A small group of Republicans — led by Louisiana Sen. Bill Cassidy and South Carolina Sen. Lindsey Graham — appear convinced they can rework the equation to secure that ever-elusive 50th vote for their measure, finally passing a bill overhauling the Affordable Care Act with a tiebreaking vote from Vice President Pence and moving closer to their goal of repealing and replacing President Barack Obama’s health-care law.
There will be a lot of moving parts to watch this week. Republicans have asked the Congressional Budget Office to rush a score of the Graham-Cassidy bill, Senate Majority Leader Mitch McConnell’s, R-Ky., office confirmed yesterday. McConnell plans to take the temperature of his leadership team and his entire conference over the next few days. They have only two weeks left to scrape together enough support, since the budget reconciliation bill they’re using expires at the end of the month.
A bipartisan group of eight governors is calling for changes to Obamacare that would increase funding under the law, enforce some of its rules on buying insurance, and encourage more health insurers to participate in the program.
The proposal, led by Ohio Republican John Kasich and Democrat John Hickenlooper of Colorado, comes as premiums under the program continue to rise in many states and as insurers have pulled out.
The rise in out-of-pocket health costs worries hospital operators now forecasting a downturn in admissions if patients don’t get relief from high deductibles and co-payments via subsidies under the Affordable Care Act.
Already, hospitals are seeing soft admissions as employers and commercial carriers shift more out-of-pocket costs onto workers for their surgeries and related hospitalizations. It’s a trend hurting large hospital operators like Tenet Healthcare and HCA Holdings and is beginning to spread to nonprofit hospitals and health systems as well.
On Thursday morning, the last gap was closed. In every county in the country, an insurance provider was ready to handle people enrolling for Obamacare.

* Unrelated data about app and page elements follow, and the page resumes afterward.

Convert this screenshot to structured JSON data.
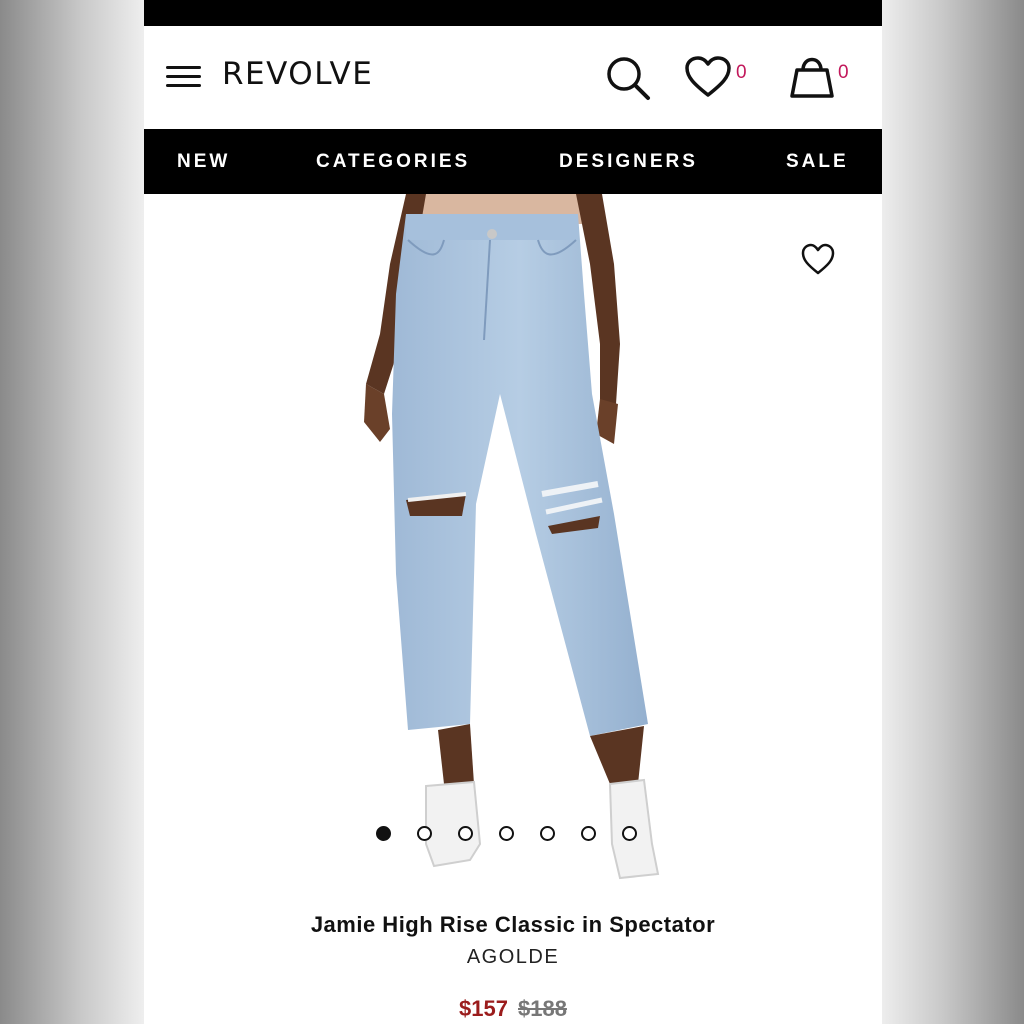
{
  "header": {
    "logo": "REVOLVE",
    "wishlist_count": "0",
    "bag_count": "0"
  },
  "nav": {
    "items": [
      "NEW",
      "CATEGORIES",
      "DESIGNERS",
      "SALE"
    ]
  },
  "product": {
    "title": "Jamie High Rise Classic in Spectator",
    "brand": "AGOLDE",
    "sale_price": "$157",
    "original_price": "$188",
    "image_count": 7,
    "active_image_index": 0
  },
  "colors": {
    "accent": "#c2185b",
    "sale_price": "#9b1c1c",
    "nav_background": "#000000",
    "denim": "#a9c3df"
  },
  "icons": [
    "menu-icon",
    "search-icon",
    "heart-icon",
    "shopping-bag-icon",
    "favorite-heart-icon"
  ]
}
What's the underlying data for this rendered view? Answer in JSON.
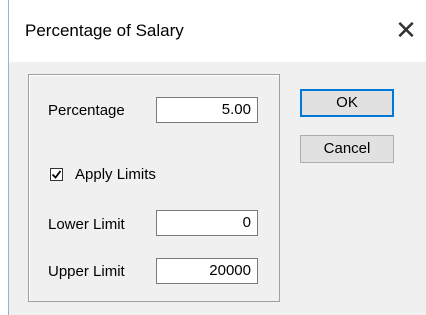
{
  "window": {
    "title": "Percentage of Salary",
    "close_glyph": "✕"
  },
  "form": {
    "percentage_label": "Percentage",
    "percentage_value": "5.00",
    "apply_limits_label": "Apply Limits",
    "apply_limits_checked": true,
    "lower_limit_label": "Lower Limit",
    "lower_limit_value": "0",
    "upper_limit_label": "Upper Limit",
    "upper_limit_value": "20000"
  },
  "buttons": {
    "ok_label": "OK",
    "cancel_label": "Cancel"
  },
  "colors": {
    "accent": "#0078d7",
    "dialog_bg": "#f0f0f0"
  }
}
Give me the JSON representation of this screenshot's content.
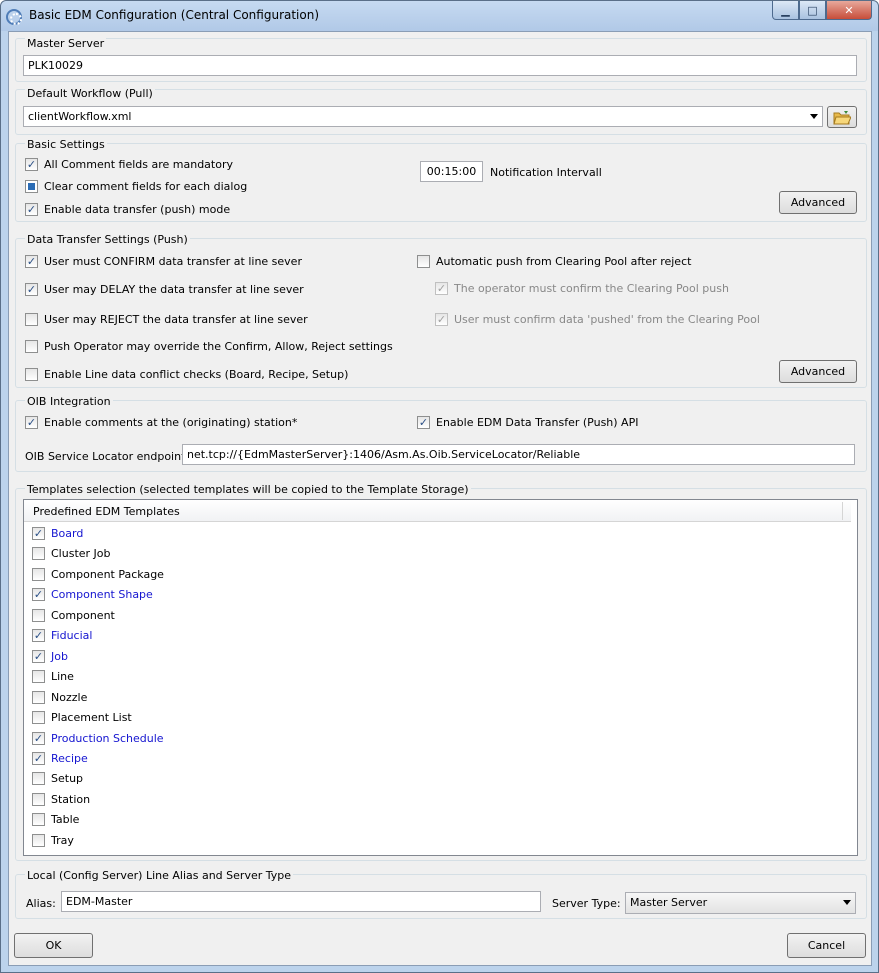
{
  "window": {
    "title": "Basic EDM Configuration (Central Configuration)",
    "minimize": "▁",
    "maximize": "□",
    "close": "✕"
  },
  "master_server": {
    "label": "Master Server",
    "value": "PLK10029"
  },
  "default_workflow": {
    "label": "Default Workflow (Pull)",
    "value": "clientWorkflow.xml"
  },
  "basic_settings": {
    "label": "Basic Settings",
    "all_comment_mandatory": {
      "label": "All Comment fields are mandatory",
      "checked": true
    },
    "clear_comment": {
      "label": "Clear comment fields for each dialog",
      "state": "indeterminate"
    },
    "enable_push": {
      "label": "Enable data transfer (push) mode",
      "checked": true
    },
    "interval_value": "00:15:00",
    "interval_label": "Notification Intervall",
    "advanced": "Advanced"
  },
  "data_transfer": {
    "label": "Data Transfer Settings (Push)",
    "confirm": {
      "label": "User must CONFIRM data transfer at  line sever",
      "checked": true
    },
    "delay": {
      "label": "User may DELAY the data transfer at  line sever",
      "checked": true
    },
    "reject": {
      "label": "User may REJECT the data transfer at  line sever",
      "checked": false
    },
    "override": {
      "label": "Push Operator may override the Confirm, Allow, Reject settings",
      "checked": false
    },
    "conflict": {
      "label": "Enable Line data conflict checks (Board, Recipe, Setup)",
      "checked": false
    },
    "auto_push": {
      "label": "Automatic push from Clearing Pool after reject",
      "checked": false
    },
    "operator_confirm": {
      "label": "The operator must confirm the Clearing Pool push",
      "checked": true
    },
    "user_confirm_pushed": {
      "label": "User must confirm data 'pushed' from the Clearing Pool",
      "checked": true
    },
    "advanced": "Advanced"
  },
  "oib": {
    "label": "OIB Integration",
    "enable_comments": {
      "label": "Enable comments at the (originating) station*",
      "checked": true
    },
    "enable_api": {
      "label": "Enable EDM Data Transfer (Push) API",
      "checked": true
    },
    "endpoint_label": "OIB Service Locator endpoint",
    "endpoint_value": "net.tcp://{EdmMasterServer}:1406/Asm.As.Oib.ServiceLocator/Reliable"
  },
  "templates": {
    "label": "Templates selection (selected templates will be copied to the Template Storage)",
    "column_header": "Predefined EDM Templates",
    "items": [
      {
        "label": "Board",
        "checked": true
      },
      {
        "label": "Cluster Job",
        "checked": false
      },
      {
        "label": "Component Package",
        "checked": false
      },
      {
        "label": "Component Shape",
        "checked": true
      },
      {
        "label": "Component",
        "checked": false
      },
      {
        "label": "Fiducial",
        "checked": true
      },
      {
        "label": "Job",
        "checked": true
      },
      {
        "label": "Line",
        "checked": false
      },
      {
        "label": "Nozzle",
        "checked": false
      },
      {
        "label": "Placement List",
        "checked": false
      },
      {
        "label": "Production Schedule",
        "checked": true
      },
      {
        "label": "Recipe",
        "checked": true
      },
      {
        "label": "Setup",
        "checked": false
      },
      {
        "label": "Station",
        "checked": false
      },
      {
        "label": "Table",
        "checked": false
      },
      {
        "label": "Tray",
        "checked": false
      }
    ]
  },
  "local": {
    "label": "Local (Config Server) Line Alias and Server Type",
    "alias_label": "Alias:",
    "alias_value": "EDM-Master",
    "server_type_label": "Server Type:",
    "server_type_value": "Master Server"
  },
  "footer": {
    "ok": "OK",
    "cancel": "Cancel"
  },
  "colors": {
    "checked_template_text": "#1515d0",
    "title_bar": "#bcd3ec"
  }
}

Iowa’s lone ObamaCare insurer has requested a 57 percent rate increase for 2018, citing uncertainty over how the Trump administration will handle the healthcare law.
In a revised rate request, Medica on Wednesday asked for an increase 13 percentage points higher than its original request filed in June.
Medica and other insurers have worried about whether the Trump administration will continue funding key Obamacare payments known as cost-sharing reductions.
The Trump administration is giving insurance companies an extra three weeks to decide whether to offer insurance plans through the Affordable Care Act markets, and how much to charge.
The extension comes as insurance companies wait for President Trump to decide whether he will continue to make payments to insurance companies that are called for under the Affordable Care Act but that some Republicans have opposed.
The payments — known as cost-sharing reduction payments — reimburse insurance companies for discounts on copayments and deductibles that they’re required by law to offer to low-income customers. The Congressional Budget Office estimates the payments this year would be about $7 billion.